He started by telling them how he and his two brothers grew up in a tenement on the Lower East Side of Manhattan. With no indoor plumbing, they had to go to public bath houses to bathe. They lived above a storefront, and the shop got a telephone long before they did. Friends would call the store and ask for George, and the shop owner would walk outside and shout up to his apartment, “George! Phone call for you!” George would come down and take the call. When George was about ten, they moved to the Bronx. One day George and a few buddies ditched school to go to Yankee Stadium and see Babe Ruth play. In World War II, he was in the Army stationed in Italy. And during the cold war, he and his wife Nettie traveled to Soviet Russia to visit her family.
The students–my inner-city students with their hard-as-nails New York exteriors–were riveted. They listened intently the entire time. I was so proud. At the end of his talk, I asked if there were any questions, and all their hands went up. Now I was bursting with pride. I probably should have seen it coming, but every single question shared a common theme:
“Were you naked in the bath houses?”
“Were women allowed?”
“Did you all bathe together?”
I was horrified, but George didn’t miss a beat, patiently answering all their questions with a respectfully straight face. If you knew him, you would expect nothing less.
George’s 100th birthday party was wonderful. Family and friends flew in from as far as Los Angeles and Israel to be there. Over 50 people were there.
First, the invitation:
George and two of my second cousins. Yup. He’s 100. Note the cocktail in his hand.
George founded a spiral binding company many years ago. The strawberry shortcake below features an edible version of the Spiral Man logo (left) that George designed.
Yankees, of course.
The three cakes. Cheesecake in the middle.

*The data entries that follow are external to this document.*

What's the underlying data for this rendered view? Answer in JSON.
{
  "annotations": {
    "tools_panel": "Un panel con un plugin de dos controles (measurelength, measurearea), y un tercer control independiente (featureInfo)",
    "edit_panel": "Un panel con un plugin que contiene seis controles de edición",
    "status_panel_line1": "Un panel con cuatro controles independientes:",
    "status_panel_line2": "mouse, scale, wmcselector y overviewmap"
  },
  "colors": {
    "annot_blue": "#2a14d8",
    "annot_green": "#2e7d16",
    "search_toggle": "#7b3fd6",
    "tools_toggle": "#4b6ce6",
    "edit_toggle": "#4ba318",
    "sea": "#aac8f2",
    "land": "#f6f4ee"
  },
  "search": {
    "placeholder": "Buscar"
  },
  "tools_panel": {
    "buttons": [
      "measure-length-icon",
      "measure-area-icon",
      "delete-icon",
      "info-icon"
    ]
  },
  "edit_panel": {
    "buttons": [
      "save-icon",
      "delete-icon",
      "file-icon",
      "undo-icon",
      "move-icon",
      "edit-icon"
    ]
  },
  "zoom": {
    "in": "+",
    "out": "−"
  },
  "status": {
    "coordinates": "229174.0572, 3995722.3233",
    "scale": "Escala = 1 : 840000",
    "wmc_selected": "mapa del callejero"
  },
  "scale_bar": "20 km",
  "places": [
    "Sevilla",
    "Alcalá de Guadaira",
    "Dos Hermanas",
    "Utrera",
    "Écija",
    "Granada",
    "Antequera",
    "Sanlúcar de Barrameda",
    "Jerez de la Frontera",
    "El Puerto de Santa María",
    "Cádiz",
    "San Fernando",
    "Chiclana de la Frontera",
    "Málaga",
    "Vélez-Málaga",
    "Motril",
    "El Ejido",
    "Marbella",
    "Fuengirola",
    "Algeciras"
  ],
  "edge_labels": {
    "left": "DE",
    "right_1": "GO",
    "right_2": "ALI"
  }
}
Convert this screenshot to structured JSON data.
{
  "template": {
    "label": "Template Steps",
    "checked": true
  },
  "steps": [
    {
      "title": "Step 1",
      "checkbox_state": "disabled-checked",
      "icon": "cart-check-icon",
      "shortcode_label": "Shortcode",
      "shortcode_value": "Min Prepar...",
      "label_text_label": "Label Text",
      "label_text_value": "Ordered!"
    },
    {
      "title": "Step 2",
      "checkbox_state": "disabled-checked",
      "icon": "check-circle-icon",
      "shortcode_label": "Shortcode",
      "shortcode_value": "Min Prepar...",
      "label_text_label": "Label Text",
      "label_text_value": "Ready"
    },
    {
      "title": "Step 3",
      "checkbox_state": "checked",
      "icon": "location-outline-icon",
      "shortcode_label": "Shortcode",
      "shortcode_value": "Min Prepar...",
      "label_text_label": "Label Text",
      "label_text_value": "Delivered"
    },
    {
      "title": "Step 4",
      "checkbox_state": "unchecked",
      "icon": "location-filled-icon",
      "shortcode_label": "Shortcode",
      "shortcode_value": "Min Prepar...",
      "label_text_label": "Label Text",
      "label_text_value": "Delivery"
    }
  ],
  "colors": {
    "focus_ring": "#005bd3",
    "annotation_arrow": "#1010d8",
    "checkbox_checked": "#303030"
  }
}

George, you are more than an inspiration to everyone that has ever had the pleasure of knowing you. You are the patriarch of our family, someone we all respect, admire, and love. Happy 100th Birthday to you.